Rating: gold star gold star gold star gold star gold star no star no star no star no star no star (4.66)

It's a bit confusing, because not only are there several movies with the same name, but two of them star Bela Lugosi! laugh

This is the second Bela Lugosi The Black Cat movie, made in 1941, and it belongs to a genre that was popular at the time – the horror/comedy/whodunit. The viewer is left to ask: Is there really something supernatural going on, or is this a mystery? And the comedy angle keeps things light and entertaining (in theory).

The set-up: Henrietta Winslow is a wealthy widow who lives in her mansion, along with her servants… and her cats! She even has a crematorium next door just for the cats.
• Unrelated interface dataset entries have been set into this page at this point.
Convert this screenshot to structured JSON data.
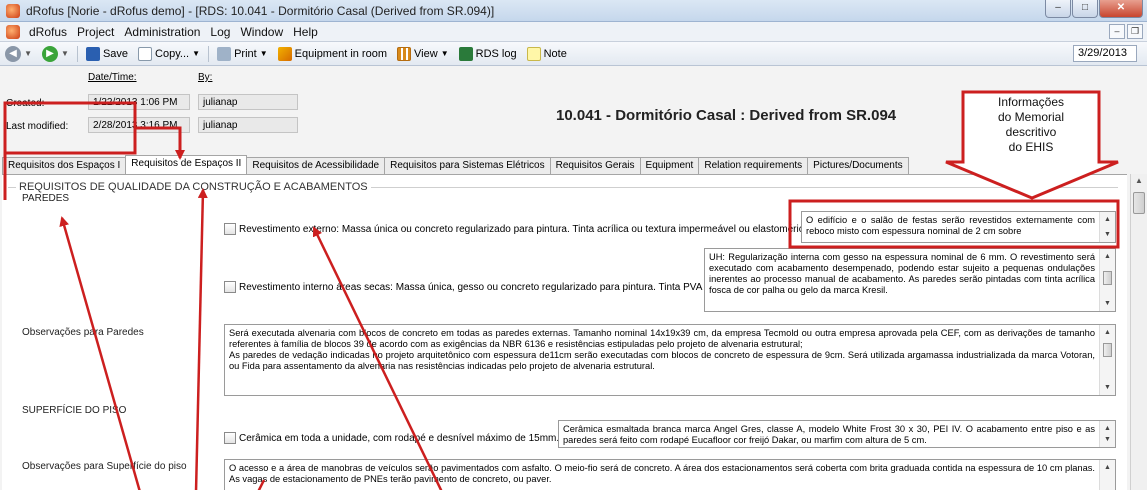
{
  "window": {
    "title": "dRofus [Norie - dRofus demo] - [RDS: 10.041 - Dormitório Casal (Derived from SR.094)]"
  },
  "menu": [
    "dRofus",
    "Project",
    "Administration",
    "Log",
    "Window",
    "Help"
  ],
  "toolbar": {
    "save": "Save",
    "copy": "Copy...",
    "print": "Print",
    "equipment": "Equipment in room",
    "view": "View",
    "rdslog": "RDS log",
    "note": "Note",
    "date": "3/29/2013"
  },
  "header": {
    "datetime_label": "Date/Time:",
    "by_label": "By:",
    "created_label": "Created:",
    "created_date": "1/22/2013 1:06 PM",
    "created_by": "julianap",
    "modified_label": "Last modified:",
    "modified_date": "2/28/2013 3:16 PM",
    "modified_by": "julianap",
    "room_title": "10.041 - Dormitório Casal : Derived from SR.094"
  },
  "callout": {
    "line1": "Informações",
    "line2": "do Memorial",
    "line3": "descritivo",
    "line4": "do EHIS"
  },
  "tabs": [
    "Requisitos dos Espaços I",
    "Requisitos de Espaços II",
    "Requisitos de Acessibilidade",
    "Requisitos para Sistemas Elétricos",
    "Requisitos Gerais",
    "Equipment",
    "Relation requirements",
    "Pictures/Documents"
  ],
  "group_title": "REQUISITOS DE QUALIDADE DA CONSTRUÇÃO E ACABAMENTOS",
  "paredes": {
    "heading": "PAREDES",
    "ext_label": "Revestimento externo: Massa única ou concreto regularizado para pintura. Tinta acrílica ou textura impermeável ou elastomérica",
    "ext_text": "O edifício e o salão de festas serão revestidos externamente com reboco misto com espessura nominal de 2 cm sobre",
    "int_label": "Revestimento interno áreas secas: Massa única, gesso ou concreto regularizado para pintura. Tinta PVA",
    "int_text": "UH: Regularização interna com gesso na espessura nominal de 6 mm. O revestimento será executado com acabamento desempenado, podendo estar sujeito a pequenas ondulações inerentes ao processo manual de acabamento. As paredes serão pintadas com tinta acrílica fosca de cor palha ou gelo da marca Kresil.",
    "obs_label": "Observações para Paredes",
    "obs_text1": "Será executada alvenaria com blocos de concreto em todas as paredes externas. Tamanho nominal 14x19x39 cm, da empresa Tecmold ou outra empresa aprovada pela CEF, com as derivações de tamanho referentes à família de blocos 39 de acordo com as exigências da NBR 6136 e resistências estipuladas pelo projeto de alvenaria estrutural;",
    "obs_text2": "As paredes de vedação indicadas no projeto arquitetônico com espessura de11cm serão executadas com blocos de concreto de espessura de 9cm. Será utilizada argamassa industrializada da marca Votoran, ou Fida para assentamento da alvenaria nas resistências indicadas pelo projeto de alvenaria estrutural."
  },
  "piso": {
    "heading": "SUPERFÍCIE DO PISO",
    "chk_label": "Cerâmica em toda a unidade, com rodapé e desnível máximo de 15mm.",
    "chk_text": "Cerâmica esmaltada branca marca Angel Gres, classe A, modelo White Frost 30 x 30, PEI IV. O acabamento entre piso e as paredes será feito com rodapé Eucafloor cor freijó Dakar, ou marfim com altura de 5 cm.",
    "obs_label": "Observações para Superfície do piso",
    "obs_text": "O acesso e a área de manobras de veículos serão pavimentados com asfalto. O meio-fio será de concreto. A área dos estacionamentos será coberta com brita graduada contida na espessura de 10 cm planas. As vagas de estacionamento de PNEs terão pavimento de concreto, ou paver."
  },
  "colors": {
    "annotation": "#cc1f1f",
    "tab_active_bg": "#ffffff"
  }
}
The relatives have gathered because they think Henrietta's health is failing… but surprise, she makes a complete recovery, then reads part of her will to the assembled family.

(Henrietta is played by Cecilia Loftus, who was only in her early 60s, but does a great job in the role. Sadly, she died only a few years later. She apparently made a career out of playing old ladies.)

The relatives are mostly a bunch of unsympathetic characters, including conniving Montague Hartley (Basil Rathbone) and his wife Myrna Hartley (Gladys Cooper) and step-son Richard Hartley (Alan Ladd); duplicitous Margaret Gordon (Claire Dodd); not-too-bright Stanley Borden (John Eldredge); and lovely Elaine Winslow (played by future WWII pin-up girl Anne Gwynne). Plus there's the sinister housekeeper Abigail Doone (luscious Gale Sondergaard) and the suspicious-looking groundskeeper Eduardo Vigos (Bela Lugosi).

And then on top of all this, one of the relatives has jumped the gun and called a real-estate agent, well-known local Gil Smith (Broderick Crawford in his younger days, sort of a combo of leading man and comic bumbler); and he brings with him an antiques dealer named Mr. Penny (played by Hugh Hubert, a popular comic of the day who bumbles around a lot and says hoo-hoo-hoo).

Pretty soon, poor old Henrietta is found dead – was it an accident, or murder? And why does a black cat suddenly appear? Everyone suspects everyone else, the house has hidden passageways, and lots of characters die! The ending has a nice twist.

The movie is brisk and entertaining, the ensemble cast is excellent, Hugh Hubert will probably get on your nerves (hoo-hoo-hoo), Anne Gwynne is great and I wish she had made more movies like this, Basil is slimy, Brod makes a charming buffoon that you want to root for, and I've fallen in love with Gale Sondergaard (she's wonderful as the housekeeper, and the baggy uniform can't hide her statuesque figure).

I liked the movie. I'd even watch it again. Lots of fun.